* _THE TASK_: Only lines containing the word "data" belong in the answer; copy each one from the records.

[[ INPUT open ]]

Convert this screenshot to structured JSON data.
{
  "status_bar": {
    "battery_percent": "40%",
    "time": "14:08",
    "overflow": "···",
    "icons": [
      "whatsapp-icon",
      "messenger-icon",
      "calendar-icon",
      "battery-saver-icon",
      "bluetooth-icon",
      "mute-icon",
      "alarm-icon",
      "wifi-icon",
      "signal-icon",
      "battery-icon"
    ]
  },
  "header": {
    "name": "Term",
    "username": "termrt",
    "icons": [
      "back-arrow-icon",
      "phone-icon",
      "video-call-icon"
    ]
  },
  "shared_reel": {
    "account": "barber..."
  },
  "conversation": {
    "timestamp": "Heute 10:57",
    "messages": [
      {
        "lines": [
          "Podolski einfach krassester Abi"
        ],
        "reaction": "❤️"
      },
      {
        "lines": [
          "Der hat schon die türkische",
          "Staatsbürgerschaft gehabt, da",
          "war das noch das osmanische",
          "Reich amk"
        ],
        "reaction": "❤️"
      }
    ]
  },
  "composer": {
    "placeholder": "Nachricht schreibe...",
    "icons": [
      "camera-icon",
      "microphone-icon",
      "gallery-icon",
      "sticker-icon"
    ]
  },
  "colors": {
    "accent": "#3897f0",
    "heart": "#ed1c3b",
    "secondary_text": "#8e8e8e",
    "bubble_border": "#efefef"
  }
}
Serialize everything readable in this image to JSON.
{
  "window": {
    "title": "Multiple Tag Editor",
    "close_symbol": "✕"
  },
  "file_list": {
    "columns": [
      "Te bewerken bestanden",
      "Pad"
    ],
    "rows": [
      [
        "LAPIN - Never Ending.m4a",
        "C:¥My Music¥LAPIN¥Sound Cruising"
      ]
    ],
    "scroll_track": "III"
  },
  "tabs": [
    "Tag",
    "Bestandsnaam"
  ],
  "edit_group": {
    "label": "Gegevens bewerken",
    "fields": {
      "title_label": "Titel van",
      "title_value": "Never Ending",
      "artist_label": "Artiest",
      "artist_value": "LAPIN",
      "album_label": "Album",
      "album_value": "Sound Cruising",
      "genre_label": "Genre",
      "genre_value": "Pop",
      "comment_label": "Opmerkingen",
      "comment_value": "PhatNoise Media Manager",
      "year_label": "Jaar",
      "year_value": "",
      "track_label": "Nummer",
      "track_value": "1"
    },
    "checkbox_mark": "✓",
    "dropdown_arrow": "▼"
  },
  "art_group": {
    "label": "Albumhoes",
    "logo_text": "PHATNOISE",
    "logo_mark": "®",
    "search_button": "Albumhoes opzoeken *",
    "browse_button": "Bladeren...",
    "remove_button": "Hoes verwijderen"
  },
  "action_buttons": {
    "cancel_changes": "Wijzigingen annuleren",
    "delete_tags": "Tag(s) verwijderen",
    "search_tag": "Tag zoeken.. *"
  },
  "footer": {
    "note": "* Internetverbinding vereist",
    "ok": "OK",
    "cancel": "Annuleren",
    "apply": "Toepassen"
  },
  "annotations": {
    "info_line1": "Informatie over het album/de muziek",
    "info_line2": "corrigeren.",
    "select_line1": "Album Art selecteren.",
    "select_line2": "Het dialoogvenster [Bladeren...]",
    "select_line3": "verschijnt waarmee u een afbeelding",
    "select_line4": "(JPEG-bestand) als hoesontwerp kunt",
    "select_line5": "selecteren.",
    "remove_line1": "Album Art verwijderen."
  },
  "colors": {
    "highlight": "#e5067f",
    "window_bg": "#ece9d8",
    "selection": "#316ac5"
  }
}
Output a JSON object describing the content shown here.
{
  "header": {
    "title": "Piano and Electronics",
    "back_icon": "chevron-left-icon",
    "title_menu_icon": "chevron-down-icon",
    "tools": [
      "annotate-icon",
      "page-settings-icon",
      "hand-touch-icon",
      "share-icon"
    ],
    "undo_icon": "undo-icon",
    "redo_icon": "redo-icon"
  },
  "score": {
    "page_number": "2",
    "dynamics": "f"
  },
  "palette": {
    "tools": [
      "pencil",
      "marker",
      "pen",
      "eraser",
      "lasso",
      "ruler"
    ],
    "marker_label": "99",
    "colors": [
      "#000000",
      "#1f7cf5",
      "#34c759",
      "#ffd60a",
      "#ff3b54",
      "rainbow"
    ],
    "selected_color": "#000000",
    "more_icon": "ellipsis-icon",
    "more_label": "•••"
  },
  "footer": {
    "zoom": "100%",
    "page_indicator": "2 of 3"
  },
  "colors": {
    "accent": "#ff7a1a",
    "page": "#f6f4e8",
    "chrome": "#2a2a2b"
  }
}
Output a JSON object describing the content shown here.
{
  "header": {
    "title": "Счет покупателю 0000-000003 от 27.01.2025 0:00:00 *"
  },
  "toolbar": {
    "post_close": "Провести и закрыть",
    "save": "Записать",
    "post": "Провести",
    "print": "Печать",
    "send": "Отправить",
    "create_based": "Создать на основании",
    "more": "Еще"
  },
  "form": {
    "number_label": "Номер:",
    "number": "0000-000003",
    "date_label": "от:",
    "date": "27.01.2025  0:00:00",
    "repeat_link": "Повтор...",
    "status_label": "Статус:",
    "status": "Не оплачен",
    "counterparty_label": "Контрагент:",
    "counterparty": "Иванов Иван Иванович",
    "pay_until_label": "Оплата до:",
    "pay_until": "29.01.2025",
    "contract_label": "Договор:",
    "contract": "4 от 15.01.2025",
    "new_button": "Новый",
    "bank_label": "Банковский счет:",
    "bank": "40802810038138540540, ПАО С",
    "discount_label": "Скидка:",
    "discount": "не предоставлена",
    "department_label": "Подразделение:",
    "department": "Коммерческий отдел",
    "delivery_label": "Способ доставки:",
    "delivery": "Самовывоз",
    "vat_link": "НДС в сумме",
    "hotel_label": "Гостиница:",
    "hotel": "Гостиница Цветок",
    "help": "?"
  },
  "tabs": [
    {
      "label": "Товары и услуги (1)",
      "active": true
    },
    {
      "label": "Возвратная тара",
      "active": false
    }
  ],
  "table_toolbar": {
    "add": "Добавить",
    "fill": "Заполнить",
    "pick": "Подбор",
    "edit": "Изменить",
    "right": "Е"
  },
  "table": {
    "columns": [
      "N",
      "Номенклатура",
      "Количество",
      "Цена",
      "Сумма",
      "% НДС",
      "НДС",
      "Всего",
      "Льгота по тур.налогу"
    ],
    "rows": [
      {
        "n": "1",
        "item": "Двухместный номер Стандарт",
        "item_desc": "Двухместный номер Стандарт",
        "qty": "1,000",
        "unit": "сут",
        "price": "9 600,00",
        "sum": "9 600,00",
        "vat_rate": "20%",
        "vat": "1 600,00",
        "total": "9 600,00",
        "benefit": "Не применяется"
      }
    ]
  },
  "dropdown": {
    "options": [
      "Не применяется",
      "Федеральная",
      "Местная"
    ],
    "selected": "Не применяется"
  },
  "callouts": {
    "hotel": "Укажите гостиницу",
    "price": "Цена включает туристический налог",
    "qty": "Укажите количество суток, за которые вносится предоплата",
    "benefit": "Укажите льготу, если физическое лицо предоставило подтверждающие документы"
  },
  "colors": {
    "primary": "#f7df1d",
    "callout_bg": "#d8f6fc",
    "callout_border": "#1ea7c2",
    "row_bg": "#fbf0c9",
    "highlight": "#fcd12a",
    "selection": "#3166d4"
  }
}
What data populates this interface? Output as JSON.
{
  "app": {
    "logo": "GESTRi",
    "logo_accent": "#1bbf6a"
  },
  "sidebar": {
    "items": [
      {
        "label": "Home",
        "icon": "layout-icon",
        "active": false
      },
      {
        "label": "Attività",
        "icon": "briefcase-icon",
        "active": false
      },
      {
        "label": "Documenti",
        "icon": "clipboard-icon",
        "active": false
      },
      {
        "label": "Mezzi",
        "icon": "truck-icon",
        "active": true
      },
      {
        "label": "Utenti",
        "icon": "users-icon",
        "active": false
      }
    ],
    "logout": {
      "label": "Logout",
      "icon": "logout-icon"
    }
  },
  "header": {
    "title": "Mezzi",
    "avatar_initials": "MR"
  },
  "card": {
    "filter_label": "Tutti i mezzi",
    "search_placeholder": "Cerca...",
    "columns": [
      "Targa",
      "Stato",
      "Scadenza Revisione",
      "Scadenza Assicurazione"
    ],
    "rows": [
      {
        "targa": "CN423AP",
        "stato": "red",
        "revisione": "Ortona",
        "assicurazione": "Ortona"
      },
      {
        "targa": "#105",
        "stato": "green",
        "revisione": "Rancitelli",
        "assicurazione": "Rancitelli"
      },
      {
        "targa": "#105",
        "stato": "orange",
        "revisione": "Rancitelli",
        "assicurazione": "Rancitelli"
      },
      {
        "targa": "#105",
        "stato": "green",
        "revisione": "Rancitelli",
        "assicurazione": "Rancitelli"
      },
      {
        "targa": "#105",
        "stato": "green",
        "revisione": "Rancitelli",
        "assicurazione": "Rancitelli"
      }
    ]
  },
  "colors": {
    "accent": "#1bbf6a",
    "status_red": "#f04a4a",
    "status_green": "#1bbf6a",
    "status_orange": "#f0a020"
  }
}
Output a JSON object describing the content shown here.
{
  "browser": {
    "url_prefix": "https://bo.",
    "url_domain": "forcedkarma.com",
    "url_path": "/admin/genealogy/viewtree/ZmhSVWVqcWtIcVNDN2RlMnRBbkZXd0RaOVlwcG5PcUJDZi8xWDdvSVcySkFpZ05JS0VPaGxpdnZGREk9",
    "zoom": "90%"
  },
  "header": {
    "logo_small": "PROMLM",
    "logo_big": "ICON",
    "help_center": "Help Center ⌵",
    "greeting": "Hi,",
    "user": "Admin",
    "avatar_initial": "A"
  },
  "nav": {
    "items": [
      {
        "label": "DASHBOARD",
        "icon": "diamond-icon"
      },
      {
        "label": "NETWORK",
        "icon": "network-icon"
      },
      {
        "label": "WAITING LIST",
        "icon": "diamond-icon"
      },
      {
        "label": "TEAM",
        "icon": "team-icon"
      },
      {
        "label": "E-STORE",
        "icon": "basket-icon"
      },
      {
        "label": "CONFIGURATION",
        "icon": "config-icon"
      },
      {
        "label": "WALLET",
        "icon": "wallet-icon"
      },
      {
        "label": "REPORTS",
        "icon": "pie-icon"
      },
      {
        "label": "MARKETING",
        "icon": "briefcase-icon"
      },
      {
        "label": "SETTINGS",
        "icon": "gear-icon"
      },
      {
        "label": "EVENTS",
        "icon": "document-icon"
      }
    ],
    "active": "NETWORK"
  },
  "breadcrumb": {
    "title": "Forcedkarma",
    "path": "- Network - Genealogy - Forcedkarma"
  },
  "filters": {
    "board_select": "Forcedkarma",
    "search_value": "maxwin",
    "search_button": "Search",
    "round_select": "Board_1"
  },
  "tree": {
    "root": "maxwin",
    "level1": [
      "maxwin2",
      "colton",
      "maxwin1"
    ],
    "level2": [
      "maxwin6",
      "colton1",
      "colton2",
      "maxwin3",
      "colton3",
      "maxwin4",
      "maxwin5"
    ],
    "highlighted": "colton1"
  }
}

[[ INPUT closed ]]

* _SOLVED EXERCISE_:
Convert this screenshot to structured JSON data.
What data populates this interface? Output as JSON.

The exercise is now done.